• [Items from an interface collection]
---*---

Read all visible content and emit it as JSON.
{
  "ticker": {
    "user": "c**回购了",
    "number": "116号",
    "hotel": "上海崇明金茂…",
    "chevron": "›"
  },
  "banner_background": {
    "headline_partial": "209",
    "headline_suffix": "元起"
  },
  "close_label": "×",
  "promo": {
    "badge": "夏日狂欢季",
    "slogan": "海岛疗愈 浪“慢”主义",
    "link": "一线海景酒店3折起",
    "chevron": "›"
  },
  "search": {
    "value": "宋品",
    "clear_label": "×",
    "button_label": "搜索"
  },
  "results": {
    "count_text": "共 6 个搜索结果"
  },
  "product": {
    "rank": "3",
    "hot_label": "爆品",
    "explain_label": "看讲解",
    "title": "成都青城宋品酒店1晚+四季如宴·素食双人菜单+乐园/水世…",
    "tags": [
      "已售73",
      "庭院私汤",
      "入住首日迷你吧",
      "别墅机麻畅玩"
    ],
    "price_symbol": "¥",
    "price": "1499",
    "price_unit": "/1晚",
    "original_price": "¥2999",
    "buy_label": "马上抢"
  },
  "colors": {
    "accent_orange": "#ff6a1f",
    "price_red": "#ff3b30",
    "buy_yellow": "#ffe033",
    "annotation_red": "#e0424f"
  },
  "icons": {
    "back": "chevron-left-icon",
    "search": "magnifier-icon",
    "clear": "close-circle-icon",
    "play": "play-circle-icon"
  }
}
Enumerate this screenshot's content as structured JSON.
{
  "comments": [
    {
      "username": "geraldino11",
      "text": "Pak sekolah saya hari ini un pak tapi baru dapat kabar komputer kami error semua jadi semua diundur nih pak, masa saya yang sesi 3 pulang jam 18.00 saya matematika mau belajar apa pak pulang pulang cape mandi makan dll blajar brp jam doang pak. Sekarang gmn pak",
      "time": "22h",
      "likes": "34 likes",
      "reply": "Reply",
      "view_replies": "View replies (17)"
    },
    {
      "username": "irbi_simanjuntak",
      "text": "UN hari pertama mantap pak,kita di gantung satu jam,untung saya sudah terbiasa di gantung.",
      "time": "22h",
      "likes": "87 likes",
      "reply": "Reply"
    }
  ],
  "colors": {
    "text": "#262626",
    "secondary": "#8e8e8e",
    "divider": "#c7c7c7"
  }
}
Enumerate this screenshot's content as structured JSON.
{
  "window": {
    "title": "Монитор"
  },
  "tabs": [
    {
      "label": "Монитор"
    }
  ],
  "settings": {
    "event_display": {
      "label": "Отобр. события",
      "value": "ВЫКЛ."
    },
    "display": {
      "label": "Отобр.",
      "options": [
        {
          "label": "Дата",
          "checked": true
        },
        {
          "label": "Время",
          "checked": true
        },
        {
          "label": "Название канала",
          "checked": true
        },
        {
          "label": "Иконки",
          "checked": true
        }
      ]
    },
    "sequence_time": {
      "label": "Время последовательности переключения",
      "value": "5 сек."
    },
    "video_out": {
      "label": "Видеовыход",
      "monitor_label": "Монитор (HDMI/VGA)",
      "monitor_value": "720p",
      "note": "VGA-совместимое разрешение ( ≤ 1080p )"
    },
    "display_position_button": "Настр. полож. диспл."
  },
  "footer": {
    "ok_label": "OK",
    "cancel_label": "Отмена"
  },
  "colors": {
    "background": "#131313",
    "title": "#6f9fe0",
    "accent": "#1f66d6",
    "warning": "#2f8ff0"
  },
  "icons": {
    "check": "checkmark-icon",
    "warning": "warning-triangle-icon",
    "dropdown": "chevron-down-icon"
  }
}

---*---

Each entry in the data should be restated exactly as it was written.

• [TASK OUTPUT]
Read all visible content and emit it as JSON.
{
  "ticker": {
    "user": "c**回购了",
    "number": "116号",
    "hotel": "上海崇明金茂…",
    "chevron": "›"
  },
  "banner_background": {
    "headline_partial": "209",
    "headline_suffix": "元起"
  },
  "close_label": "×",
  "promo": {
    "badge": "夏日狂欢季",
    "slogan": "海岛疗愈 浪“慢”主义",
    "link": "一线海景酒店3折起",
    "chevron": "›"
  },
  "search": {
    "value": "宋品",
    "clear_label": "×",
    "button_label": "搜索"
  },
  "results": {
    "count_text": "共 6 个搜索结果"
  },
  "product": {
    "rank": "3",
    "hot_label": "爆品",
    "explain_label": "看讲解",
    "title": "成都青城宋品酒店1晚+四季如宴·素食双人菜单+乐园/水世…",
    "tags": [
      "已售73",
      "庭院私汤",
      "入住首日迷你吧",
      "别墅机麻畅玩"
    ],
    "price_symbol": "¥",
    "price": "1499",
    "price_unit": "/1晚",
    "original_price": "¥2999",
    "buy_label": "马上抢"
  },
  "colors": {
    "accent_orange": "#ff6a1f",
    "price_red": "#ff3b30",
    "buy_yellow": "#ffe033",
    "annotation_red": "#e0424f"
  },
  "icons": {
    "back": "chevron-left-icon",
    "search": "magnifier-icon",
    "clear": "close-circle-icon",
    "play": "play-circle-icon"
  }
}
Enumerate this screenshot's content as structured JSON.
{
  "comments": [
    {
      "username": "geraldino11",
      "text": "Pak sekolah saya hari ini un pak tapi baru dapat kabar komputer kami error semua jadi semua diundur nih pak, masa saya yang sesi 3 pulang jam 18.00 saya matematika mau belajar apa pak pulang pulang cape mandi makan dll blajar brp jam doang pak. Sekarang gmn pak",
      "time": "22h",
      "likes": "34 likes",
      "reply": "Reply",
      "view_replies": "View replies (17)"
    },
    {
      "username": "irbi_simanjuntak",
      "text": "UN hari pertama mantap pak,kita di gantung satu jam,untung saya sudah terbiasa di gantung.",
      "time": "22h",
      "likes": "87 likes",
      "reply": "Reply"
    }
  ],
  "colors": {
    "text": "#262626",
    "secondary": "#8e8e8e",
    "divider": "#c7c7c7"
  }
}
Enumerate this screenshot's content as structured JSON.
{
  "window": {
    "title": "Монитор"
  },
  "tabs": [
    {
      "label": "Монитор"
    }
  ],
  "settings": {
    "event_display": {
      "label": "Отобр. события",
      "value": "ВЫКЛ."
    },
    "display": {
      "label": "Отобр.",
      "options": [
        {
          "label": "Дата",
          "checked": true
        },
        {
          "label": "Время",
          "checked": true
        },
        {
          "label": "Название канала",
          "checked": true
        },
        {
          "label": "Иконки",
          "checked": true
        }
      ]
    },
    "sequence_time": {
      "label": "Время последовательности переключения",
      "value": "5 сек."
    },
    "video_out": {
      "label": "Видеовыход",
      "monitor_label": "Монитор (HDMI/VGA)",
      "monitor_value": "720p",
      "note": "VGA-совместимое разрешение ( ≤ 1080p )"
    },
    "display_position_button": "Настр. полож. диспл."
  },
  "footer": {
    "ok_label": "OK",
    "cancel_label": "Отмена"
  },
  "colors": {
    "background": "#131313",
    "title": "#6f9fe0",
    "accent": "#1f66d6",
    "warning": "#2f8ff0"
  },
  "icons": {
    "check": "checkmark-icon",
    "warning": "warning-triangle-icon",
    "dropdown": "chevron-down-icon"
  }
}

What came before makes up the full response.